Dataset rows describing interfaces
........
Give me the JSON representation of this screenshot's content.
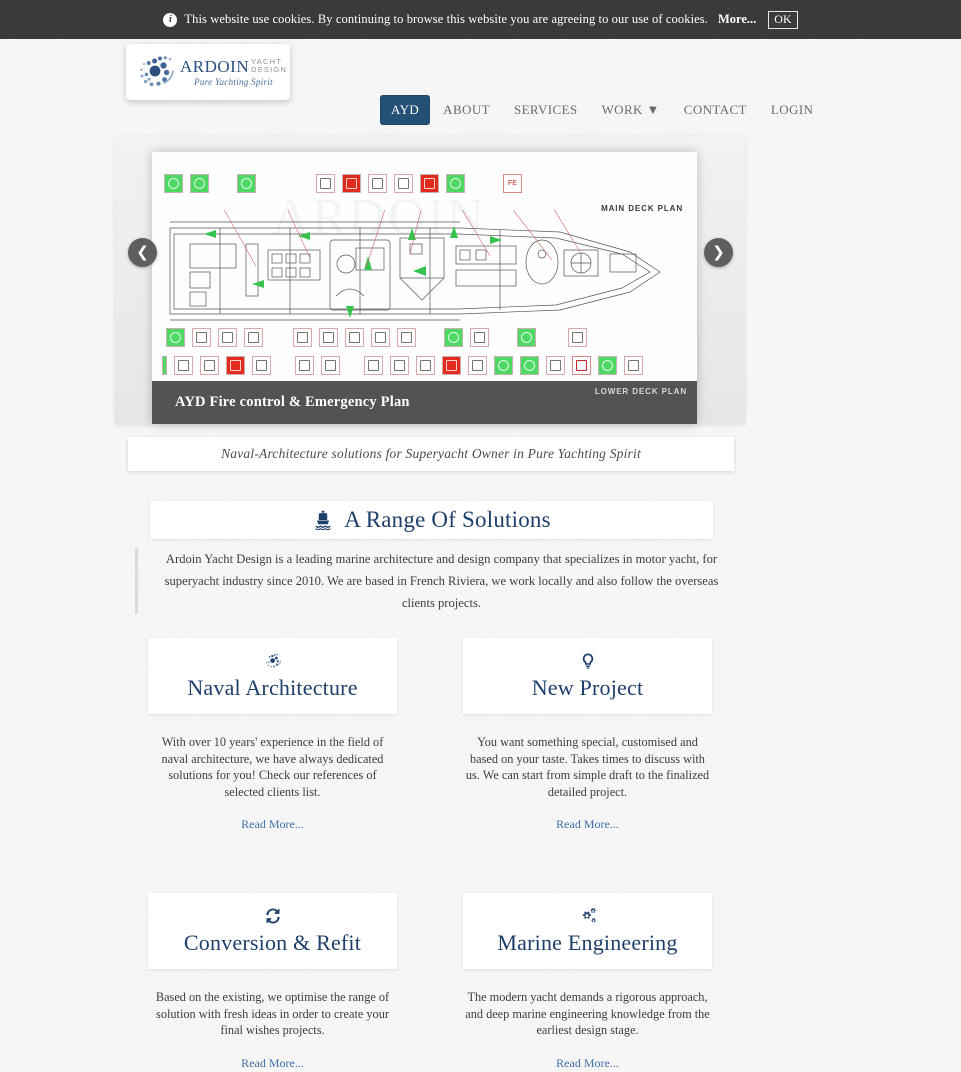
{
  "cookie": {
    "icon": "info-icon",
    "message": "This website use cookies. By continuing to browse this website you are agreeing to our use of cookies.",
    "more_label": "More...",
    "ok_label": "OK",
    "bg_color": "#3a3a3a"
  },
  "header": {
    "logo": {
      "brand": "ARDOIN",
      "sub_line1": "YACHT",
      "sub_line2": "DESIGN",
      "tagline": "Pure Yachting Spirit",
      "brand_color": "#2c4f80",
      "sub_color": "#8d9199"
    },
    "nav": [
      {
        "label": "AYD",
        "active": true
      },
      {
        "label": "ABOUT",
        "active": false
      },
      {
        "label": "SERVICES",
        "active": false
      },
      {
        "label": "WORK ▼",
        "active": false
      },
      {
        "label": "CONTACT",
        "active": false
      },
      {
        "label": "LOGIN",
        "active": false
      }
    ],
    "active_color": "#245076"
  },
  "carousel": {
    "caption": "AYD Fire control & Emergency Plan",
    "watermark": "ARDOIN",
    "main_deck_label": "MAIN DECK PLAN",
    "lower_deck_label": "LOWER DECK PLAN",
    "fe_label": "FE",
    "prev_icon": "chevron-left-icon",
    "next_icon": "chevron-right-icon",
    "prev_glyph": "❮",
    "next_glyph": "❯"
  },
  "tagline": {
    "text": "Naval-Architecture solutions for Superyacht Owner in Pure Yachting Spirit"
  },
  "section": {
    "icon": "ship-icon",
    "title": "A Range Of Solutions",
    "title_color": "#1f3f6b",
    "intro": "Ardoin Yacht Design is a leading marine architecture and design company that specializes in motor yacht, for superyacht industry since 2010. We are based in French Riviera, we work locally and also follow the overseas clients projects."
  },
  "cards": [
    {
      "icon": "spiral-logo-icon",
      "title": "Naval Architecture",
      "desc": "With over 10 years' experience in the field of naval architecture, we have always dedicated solutions for you! Check our references of selected clients list.",
      "more": "Read More..."
    },
    {
      "icon": "lightbulb-icon",
      "title": "New Project",
      "desc": "You want something special, customised and based on your taste. Takes times to discuss with us. We can start from simple draft to the finalized detailed project.",
      "more": "Read More..."
    },
    {
      "icon": "refresh-cycle-icon",
      "title": "Conversion & Refit",
      "desc": "Based on the existing, we optimise the range of solution with fresh ideas in order to create your final wishes projects.",
      "more": "Read More..."
    },
    {
      "icon": "gears-icon",
      "title": "Marine Engineering",
      "desc": "The modern yacht demands a rigorous approach, and deep marine engineering knowledge from the earliest design stage.",
      "more": "Read More..."
    }
  ]
}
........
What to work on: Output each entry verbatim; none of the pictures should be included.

Task response:
Give me the JSON representation of this screenshot's content.
{
  "cookie": {
    "icon": "info-icon",
    "message": "This website use cookies. By continuing to browse this website you are agreeing to our use of cookies.",
    "more_label": "More...",
    "ok_label": "OK",
    "bg_color": "#3a3a3a"
  },
  "header": {
    "logo": {
      "brand": "ARDOIN",
      "sub_line1": "YACHT",
      "sub_line2": "DESIGN",
      "tagline": "Pure Yachting Spirit",
      "brand_color": "#2c4f80",
      "sub_color": "#8d9199"
    },
    "nav": [
      {
        "label": "AYD",
        "active": true
      },
      {
        "label": "ABOUT",
        "active": false
      },
      {
        "label": "SERVICES",
        "active": false
      },
      {
        "label": "WORK ▼",
        "active": false
      },
      {
        "label": "CONTACT",
        "active": false
      },
      {
        "label": "LOGIN",
        "active": false
      }
    ],
    "active_color": "#245076"
  },
  "carousel": {
    "caption": "AYD Fire control & Emergency Plan",
    "watermark": "ARDOIN",
    "main_deck_label": "MAIN DECK PLAN",
    "lower_deck_label": "LOWER DECK PLAN",
    "fe_label": "FE",
    "prev_icon": "chevron-left-icon",
    "next_icon": "chevron-right-icon",
    "prev_glyph": "❮",
    "next_glyph": "❯"
  },
  "tagline": {
    "text": "Naval-Architecture solutions for Superyacht Owner in Pure Yachting Spirit"
  },
  "section": {
    "icon": "ship-icon",
    "title": "A Range Of Solutions",
    "title_color": "#1f3f6b",
    "intro": "Ardoin Yacht Design is a leading marine architecture and design company that specializes in motor yacht, for superyacht industry since 2010. We are based in French Riviera, we work locally and also follow the overseas clients projects."
  },
  "cards": [
    {
      "icon": "spiral-logo-icon",
      "title": "Naval Architecture",
      "desc": "With over 10 years' experience in the field of naval architecture, we have always dedicated solutions for you! Check our references of selected clients list.",
      "more": "Read More..."
    },
    {
      "icon": "lightbulb-icon",
      "title": "New Project",
      "desc": "You want something special, customised and based on your taste. Takes times to discuss with us. We can start from simple draft to the finalized detailed project.",
      "more": "Read More..."
    },
    {
      "icon": "refresh-cycle-icon",
      "title": "Conversion & Refit",
      "desc": "Based on the existing, we optimise the range of solution with fresh ideas in order to create your final wishes projects.",
      "more": "Read More..."
    },
    {
      "icon": "gears-icon",
      "title": "Marine Engineering",
      "desc": "The modern yacht demands a rigorous approach, and deep marine engineering knowledge from the earliest design stage.",
      "more": "Read More..."
    }
  ]
}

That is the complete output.